Through its dialogues and discussions at the Annual Meeting, its two other yearly global meetings and regional summits around the world and through its many initiatives and activities, the World Economic Forum has demonstrated its unique position not just as a convener of all stakeholders in the world’s future but also its role as an international organization for public-private cooperation.
The global crisis had shown that, as recovery takes hold, each economy must pursue a continuous agenda of reform to build resilience and drive growth so that it can withstand future stresses.
In a session on scenarios for the Russian Federation, Prime Minister Dmitry Medvedev acknowledged that his country needs to “create a competitive environment, both domestically and globally”. In another session, Italian Prime Minister Mario Monti conceded that Italy “had failed to take on the challenges of globalization”.
Many global challenges remain quandaries for the international community.
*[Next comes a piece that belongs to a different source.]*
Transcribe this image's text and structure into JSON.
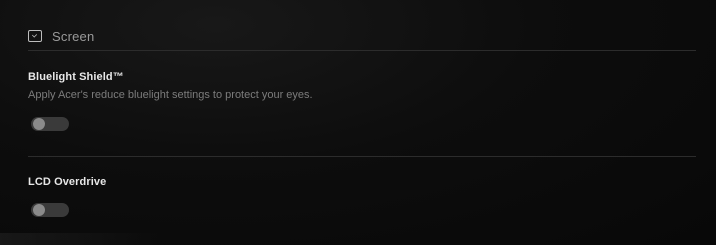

Despite consensus that action must be taken to address climate change, nations are seriously divided on how to set a global framework for reducing carbon emissions and rein in global warming. Conclusion of the Doha Round of multilateral trade negotiations under the World Trade Organization (WTO) remains elusive. And a regional challenge such as the civil war in Syria has proven to be a conundrum for the international community, with tragic consequences.
Because of its constitution as an international organization that brings together business, government and civil society in all its many forms and that is inclusive in geography and size, the World Economic Forum has proven its inestimable value to modern diplomacy. It is a non-partisan partner for all parties – a platform that is founded on the principle of stakeholder collaboration and on the Davos Spirit of collegial and candid exchange.
This was most obvious at the World Economic Forum on East Asia in Nay Pyi Taw, the capital of Myanmar. At the meeting, in which more than 1,000 business, government and civil society leaders from 55 countries participated, the Forum hosted participants across the full spectrum of Myanmar politics and society, including President Thein Sein and opposition leader Daw Aung San Suu Kyi. “We are part of the global community,” President Thein Sein declared. “We are getting back to our rightful place.” Also participating was President Benigno Simeon Aquino III of the Philippines, who represented a democratic country that is emerging finally to become an economic force in East Asia and the world. The Philippines would host the next East Asia meeting in May 2014.
At the Annual Meeting of the New Champions in Dalian, the Forum welcomed new Chinese Premier Li Keqiang in his debut appearance at the Summer Davos. “We live in a global village,” Li told participants in his opening address, in which he described China’s progress in transforming its economy. “No country can live in isolation of others like Robinson Crusoe.”
The Confederation of Indian Industry (CII) and the World Economic Forum, which started their partnership in 1985, signed a new collaboration agreement. The two organizations outlined their common objective – to pursue the Forum’s mission of supporting entrepreneurship in the global public interest together in India, which like China is entering a crucial stage in its economic and political development.
In November, the Forum convened its first Strategic Dialogue on the Future of Ukraine, bringing together senior policy-makers from Ukraine, neighbouring countries and international organizations. This was an unprecedented opportunity for close to 200 participants from the global business community to discuss how best to unlock Ukraine’s economic potential. Within weeks, however, Ukraine would be plunged into political turmoil and tensions with the Russian Federation.